geo line break v3

Related items

Subscribe and Save!

geo line break v3

Free eBooks - Geographical Newsletter

Sign up for our weekly newsletter today and get a FREE eBook collection!

geo line break v3

University of Winchester

geo line break v3

EDUCATION PARTNERS

Aberystwyth University University of Greenwich The University of Derby

TRAVEL PARTNERS

Ponant

Silversea

Travel the Unknown

NEVER MISS A STORY - Follow Geographical on Social

Want to stay up to date with breaking Geographical stories?
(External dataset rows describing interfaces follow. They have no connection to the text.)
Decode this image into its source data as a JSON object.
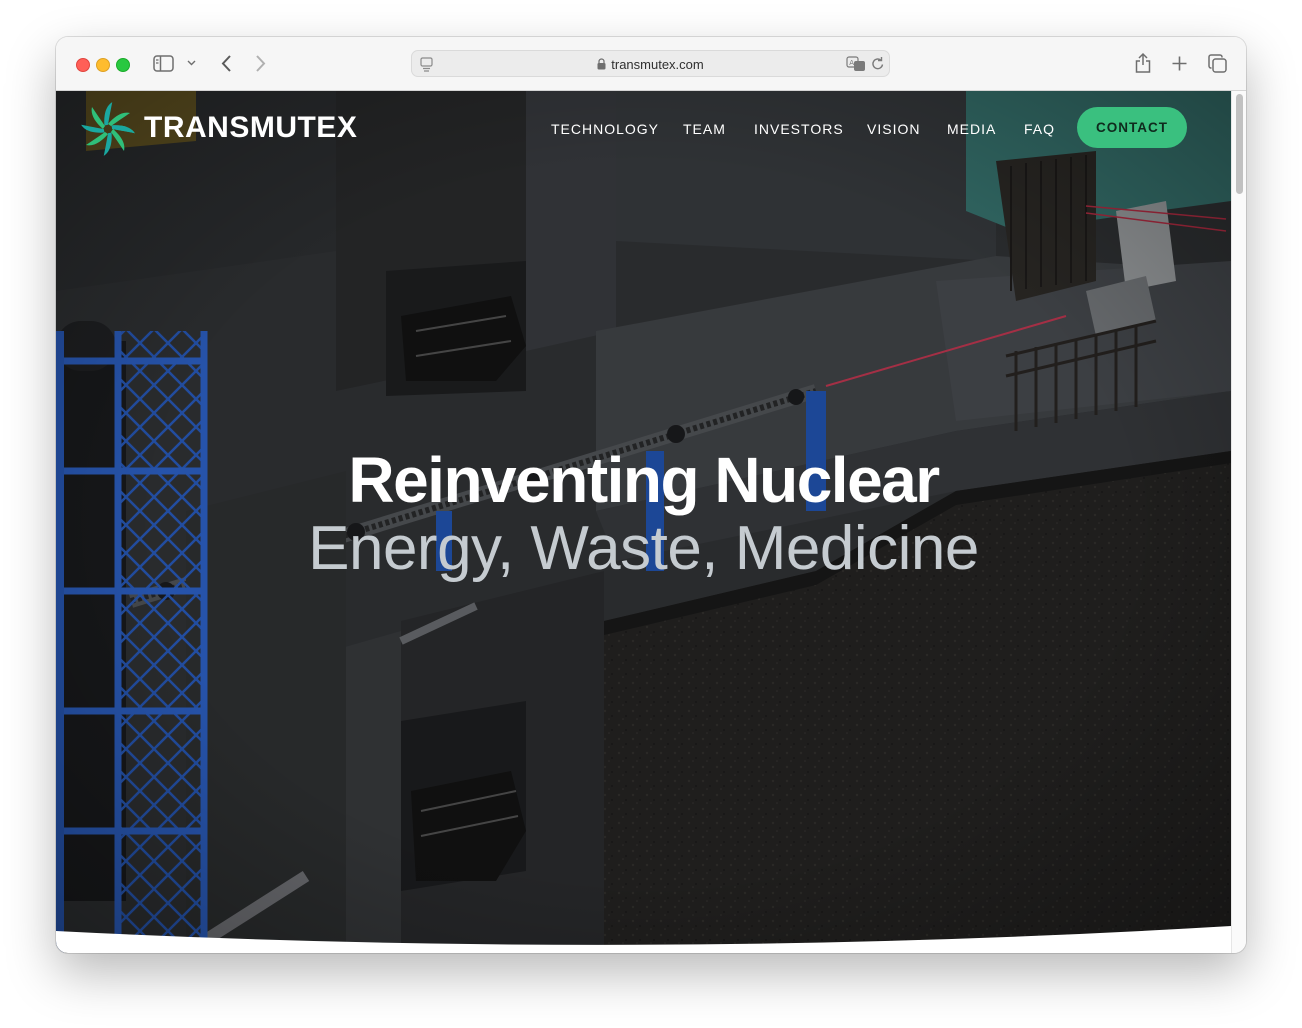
{
  "browser": {
    "url": "transmutex.com"
  },
  "site": {
    "brand": "TRANSMUTEX",
    "nav": {
      "items": [
        "TECHNOLOGY",
        "TEAM",
        "INVESTORS",
        "VISION",
        "MEDIA",
        "FAQ"
      ],
      "cta": "CONTACT"
    },
    "hero": {
      "title": "Reinventing Nuclear",
      "subtitle": "Energy, Waste, Medicine"
    }
  },
  "colors": {
    "accent": "#3ac07f",
    "logo_green": "#2fbf7a",
    "logo_teal": "#1aa8a0",
    "hero_subtitle": "#c5cbd0",
    "structure_blue": "#2357b8"
  },
  "icons": [
    "sidebar-icon",
    "chevron-down-icon",
    "back-icon",
    "forward-icon",
    "page-icon",
    "lock-icon",
    "translate-icon",
    "reload-icon",
    "share-icon",
    "plus-icon",
    "tabs-icon"
  ]
}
Join the thousands following us on Twitter, Facebook and Instagram and stay informed about the world.

More articles in NATURE...

Geophoto

Mountains provide a dramatic sight at the best of times,…

Wildlife

A surge in reports of dead hares has resulted in…

Oceans

Four scientists have banded together to make the case against the farming of octopuses, arguing…

Climate

As planetary oil consumption hits the 100-million-barrel mark Marco Magrini…

Oceans

A ship that ran aground early in February has been…

Wildlife

Two whale populations on either side of the African continent…

Geophoto

March traditionally heralds the beginning of spring, a time of…

Wildlife

An innovative project to utilise Laos’ elephant experts in service…

Polar

Despite common belief that Antarctica is vastly uninhabited, humans are…

Wildlife

Javan rhinos survived the recent Krakatoa tsunami, but the species…

Energy

As the world turns away from fossil fuels, one question…

Geophoto

The winners of the Outdoor Photographer of the Year 2018…

Climate

New legislation in Florida aims to solve various environmental issues,…

Polar

The world’s magnetic model is getting an early update, as…

Climate

Marco Magrini looks at the financial pressures spilling out into the…

Geophoto

Few sights are more dramatic than a star-filled sky at…

Polar

A region of Antarctica previously known for relative stability is…

Tectonics

Everything we thought we knew about eruptions could be wrong

Oceans

Sea levels are rising across the globe, but along the…

Polar

Seismometers buried in the Ross Ice Shelf have revealed that…